The list of potentially ideal features is certainly not limited to this list, however these are examples that are meant to stimulate you to consider activities where you have demonstrated leadership, determination, and creativity that will be most attractive to admissions committees.
What about the application essays?
It cannot be stressed enough that you should not simply write these as a formality and move on. There is a very small cohort of incredibly competitive applicants that are so amazing to the degree that their essay becomes a mere formality.
Otherwise, particularly for the top programs, there are thousands of applicants who all have great GPA’s from strong universities, excellent GMAT’s, enough years of experience at fantastic firms, and so forth. This means that what differentiates you and makes you stand out in reviewers minds will precisely be the essay for that institution. It is imperative that your essay speaks to the unique traits that you can bring to a class of already very qualified individuals at that institution which will enhance the MBA experience for everyone.
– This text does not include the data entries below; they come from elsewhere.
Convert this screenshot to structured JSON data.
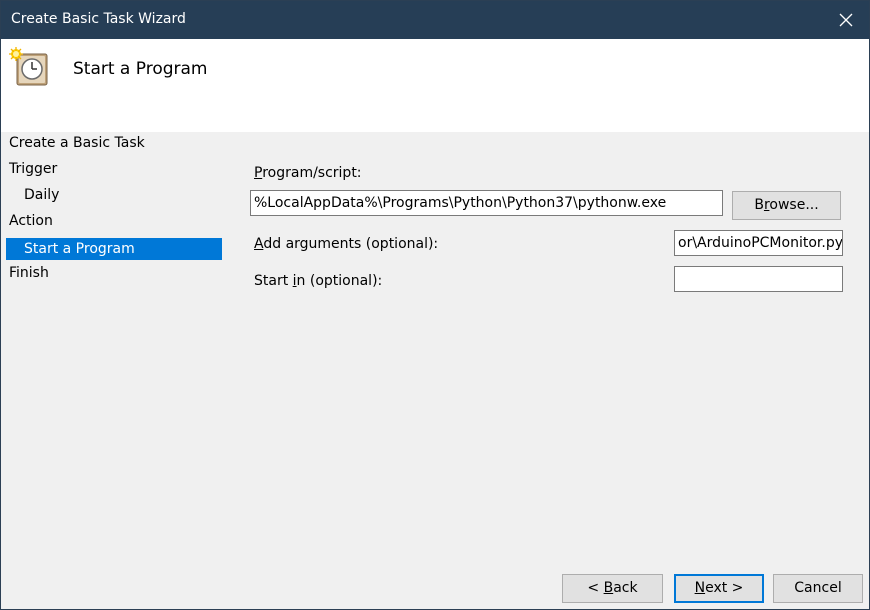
{
  "window": {
    "title": "Create Basic Task Wizard"
  },
  "header": {
    "page_title": "Start a Program",
    "icon": "task-scheduler-clock-icon"
  },
  "nav": {
    "items": [
      {
        "label": "Create a Basic Task"
      },
      {
        "label": "Trigger"
      },
      {
        "label": "Daily"
      },
      {
        "label": "Action"
      },
      {
        "label": "Start a Program",
        "selected": true
      },
      {
        "label": "Finish"
      }
    ]
  },
  "form": {
    "program": {
      "label_u": "P",
      "label_rest": "rogram/script:",
      "value": "%LocalAppData%\\Programs\\Python\\Python37\\pythonw.exe"
    },
    "browse": {
      "pre": "B",
      "u": "r",
      "post": "owse..."
    },
    "arguments": {
      "label_u": "A",
      "label_rest": "dd arguments (optional):",
      "value": "or\\ArduinoPCMonitor.py\""
    },
    "start_in": {
      "label_pre": "Start ",
      "label_u": "i",
      "label_rest": "n (optional):",
      "value": ""
    }
  },
  "footer": {
    "back": {
      "pre": "< ",
      "u": "B",
      "post": "ack"
    },
    "next": {
      "u": "N",
      "post": "ext >"
    },
    "cancel": "Cancel"
  },
  "colors": {
    "titlebar": "#263e56",
    "selection": "#0078d7",
    "default_button_border": "#0078d7"
  }
}
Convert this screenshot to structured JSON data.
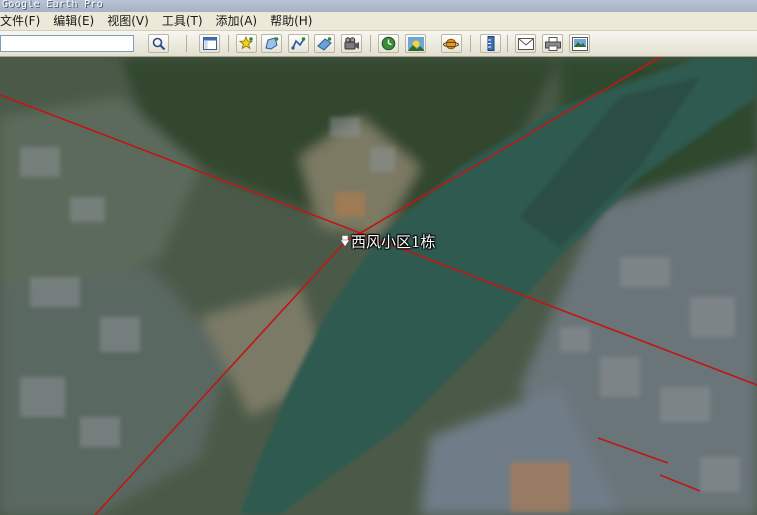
{
  "window": {
    "title": "Google Earth Pro"
  },
  "menu": {
    "items": [
      "文件(F)",
      "编辑(E)",
      "视图(V)",
      "工具(T)",
      "添加(A)",
      "帮助(H)"
    ]
  },
  "toolbar": {
    "search_value": "",
    "buttons": [
      {
        "name": "search-button",
        "icon": "magnifier-icon"
      },
      {
        "name": "sidebar-toggle-button",
        "icon": "sidebar-icon"
      },
      {
        "name": "add-placemark-button",
        "icon": "pushpin-icon"
      },
      {
        "name": "add-polygon-button",
        "icon": "polygon-icon"
      },
      {
        "name": "add-path-button",
        "icon": "path-icon"
      },
      {
        "name": "add-image-overlay-button",
        "icon": "image-overlay-icon"
      },
      {
        "name": "record-tour-button",
        "icon": "tour-camera-icon"
      },
      {
        "name": "historical-imagery-button",
        "icon": "clock-icon"
      },
      {
        "name": "sunlight-button",
        "icon": "sun-icon"
      },
      {
        "name": "switch-planet-button",
        "icon": "planet-icon"
      },
      {
        "name": "ruler-button",
        "icon": "ruler-icon"
      },
      {
        "name": "email-button",
        "icon": "envelope-icon"
      },
      {
        "name": "print-button",
        "icon": "printer-icon"
      },
      {
        "name": "save-image-button",
        "icon": "save-image-icon"
      }
    ]
  },
  "map": {
    "placemark_label": "西风小区1栋",
    "line_color": "#c01616",
    "water_color": "#2f5a50"
  }
}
The prompt will vary from institution to institution, for instance at Stanford they consistently ask the question ‘What matters to you most and why?’, whereas Harvard will inquire ‘What more would you like us to know?’. Choose one of your greatest stories, and one that is at least somewhat related to the qualities and traits that will be integral to your future career. Fundamentally, your answer should display something new about you that cannot be simply gleamed from your resume, and it should shine a light on a unique quality that you will bring to that class of MBA applicants that others may not.